Wednesday, January 17, 2007

Ice Storm Photos

I'm sure you've heard about the ice storm that recently hit New England. Where I live, it wasn't too eventful. The roads were relatively clear and we never lost power. And we finally got a change in scenery. It's not the real white stuff, but ice is nicer than drab grey and brown.

Here are some photos.

Ice Storm Ice Storm Ice Storm

And my here's my Ice Storm set on Flickr.

Thursday, January 11, 2007

Five Things You Didn't Know

Pete tagged me to participate in the "Five Things You Didn't Know about Me" game. I'll play along:
  1. In 1979, I hitchhiked across the USA -- from Massachusetts to California, then up the coast to Oregon and down to Arizona. This sounds dangerous, but we met lots of very nice people, especially in the heartland. The only time we had anything like trouble was when we got a ride from a weird guy in Reno, Nevada. He promised to take us to Phoenix. Instead we drove around Nevada so he could say goodbye to his friends. When we were just outside Las Vegas, he stopped the car and said, "I just remembered. I can't go to Arizona. I'm wanted there." He left us in the desert and drove back in the direction of Reno.

  2. The first new car I bought was a 1983 Honda Civic Wagon. It had a 5-speed manual transmission. When I picked it up at the dealer in Tewksbury, Mass., I had absolutely no idea how to drive a manual transmission car. Somehow I drove it about 30 miles to Gardner, Mass., where my father taught me how to use the clutch and shift. I have driven "a stick" ever since.

  3. I once slept on the streets of Lowell. In the early 1980s, mortgage rates got as high as 18%. Housing prices were relatively low, but the interest rates were a huge barrier for first time home owners. The state of Massachusetts subsidized a limited number of low-interest loans on a first-come-first-served basis. The state gave 24 hours notice of the availability of small pools of these loans. When I heard about some loans becoming available the next day in Lowell, I grabbed my sleeping bag, drove to downtown Lowell, and camped out in front of the bank for the night. I think I was second in line, but by sundown there was a queue of twenty people. It was fun night and, thanks to the Commonwealth of Massachusetts, a small price to pay for becoming a homeowner.

  4. I've never bought a lottery ticket and I never will.
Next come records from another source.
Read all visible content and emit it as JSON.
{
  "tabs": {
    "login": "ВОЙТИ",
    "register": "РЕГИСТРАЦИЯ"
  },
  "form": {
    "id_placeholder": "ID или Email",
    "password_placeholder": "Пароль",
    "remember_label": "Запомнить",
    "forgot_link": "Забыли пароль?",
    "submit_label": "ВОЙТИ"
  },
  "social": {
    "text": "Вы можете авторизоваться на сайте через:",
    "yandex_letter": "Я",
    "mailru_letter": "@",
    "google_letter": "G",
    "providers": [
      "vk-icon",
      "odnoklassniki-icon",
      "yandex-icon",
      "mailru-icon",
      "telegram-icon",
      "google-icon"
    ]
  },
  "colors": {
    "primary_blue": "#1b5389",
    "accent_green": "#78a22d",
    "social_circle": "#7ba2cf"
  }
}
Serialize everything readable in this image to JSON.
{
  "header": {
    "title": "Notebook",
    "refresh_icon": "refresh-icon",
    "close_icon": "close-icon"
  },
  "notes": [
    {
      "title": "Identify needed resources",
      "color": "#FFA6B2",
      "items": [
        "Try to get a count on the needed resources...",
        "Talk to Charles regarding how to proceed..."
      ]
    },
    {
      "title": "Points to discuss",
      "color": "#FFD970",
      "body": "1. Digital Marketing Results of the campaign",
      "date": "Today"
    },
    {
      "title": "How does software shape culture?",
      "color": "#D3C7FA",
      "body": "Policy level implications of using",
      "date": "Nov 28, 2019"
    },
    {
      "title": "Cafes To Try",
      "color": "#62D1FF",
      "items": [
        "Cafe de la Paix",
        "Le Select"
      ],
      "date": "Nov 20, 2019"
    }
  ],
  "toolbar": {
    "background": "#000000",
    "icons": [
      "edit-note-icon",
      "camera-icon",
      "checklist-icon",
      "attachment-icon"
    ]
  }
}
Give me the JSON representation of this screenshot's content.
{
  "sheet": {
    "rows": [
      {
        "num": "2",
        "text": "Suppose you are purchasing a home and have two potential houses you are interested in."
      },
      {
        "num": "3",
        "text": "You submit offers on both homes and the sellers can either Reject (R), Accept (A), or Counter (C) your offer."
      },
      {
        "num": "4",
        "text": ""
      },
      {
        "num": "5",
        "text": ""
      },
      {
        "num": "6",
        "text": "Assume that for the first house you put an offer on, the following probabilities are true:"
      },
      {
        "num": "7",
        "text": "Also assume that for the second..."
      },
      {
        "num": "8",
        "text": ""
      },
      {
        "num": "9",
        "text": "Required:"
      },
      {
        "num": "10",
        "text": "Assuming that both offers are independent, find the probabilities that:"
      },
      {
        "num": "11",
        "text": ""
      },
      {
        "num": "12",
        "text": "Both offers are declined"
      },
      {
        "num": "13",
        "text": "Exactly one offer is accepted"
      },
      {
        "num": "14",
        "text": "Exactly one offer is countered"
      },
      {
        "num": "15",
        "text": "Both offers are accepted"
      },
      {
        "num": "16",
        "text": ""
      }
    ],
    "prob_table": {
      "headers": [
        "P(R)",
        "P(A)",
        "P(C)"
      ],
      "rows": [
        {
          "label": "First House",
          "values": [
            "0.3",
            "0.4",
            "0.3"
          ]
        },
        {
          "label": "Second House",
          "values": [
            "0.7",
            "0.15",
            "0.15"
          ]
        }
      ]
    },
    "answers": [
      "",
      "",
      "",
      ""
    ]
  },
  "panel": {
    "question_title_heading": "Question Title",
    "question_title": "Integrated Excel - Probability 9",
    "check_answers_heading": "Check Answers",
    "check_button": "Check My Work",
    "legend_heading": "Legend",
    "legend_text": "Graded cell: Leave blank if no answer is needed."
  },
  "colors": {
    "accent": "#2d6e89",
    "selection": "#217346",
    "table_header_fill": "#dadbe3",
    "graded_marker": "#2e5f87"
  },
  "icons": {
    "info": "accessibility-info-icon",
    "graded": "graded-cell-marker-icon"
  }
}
  5. I've worked full-time as a software engineer for 25 years, but it wasn't my first career choice. When I was in high school I wanted to be an architect. Usually, that meant going to a liberal arts school and then on to graduate school in Architecture. For some reason, I thought it would be better to get a degree in Civil Engineering first. I also took summer jobs working in a steel fabrication plant, at the Army Corp of Engineers, pouring concrete. I thought an architect should understand the materials, project planning and engineering before he started sketching buildings and bridges. In retrospect, I was naive. Mature industries like construction tend toward specialization rather than generalization. In any case, after undergraduate school I drifted into Software Engineering. I found a home in a very young industry, where generalists were still valued. Over time, I learned to be a software architect, but I still get to build software when I want. In a way, I've ended up exactly where I planned.
I won't tag anyone specifically, but I'd love to hear from the same group of people Pete mentioned. Roy has already joined the fray. Anyone else?

Thursday, January 04, 2007

New Hampshire Photos on Flickr

Photo by Tim Somero

I've been knocking around Flickr for about a year now, but I never really felt plugged into the community. Flickr is just so big. However, I recently discovered some cozier communities within Flickr.

The New Hampshire group has about 350 members interested in photographing (or just viewing photos of) the Granite State. The group is very active. Many members contribute photos to the group and there are even a few organized projects. For example, the Cupolas, Steeples & Vanes project is busy capturing some of New Hampshire's unique architectural features. The New Hampshire group even has a separate blog . The New Hampshire Photo Tour blog highlights the best work in the group.

Even closer to home for me is the Souhegan Valley group. This group has only fourteen members, but I think their photos are very good.

If you appreciate the beauty of New Hampshire, check out all the links above. If you have another passion -- from Architecture, to Cows, to the Red Sox - try searching all the groups on Flickr. You're bound to find a group that's more your cup of tea.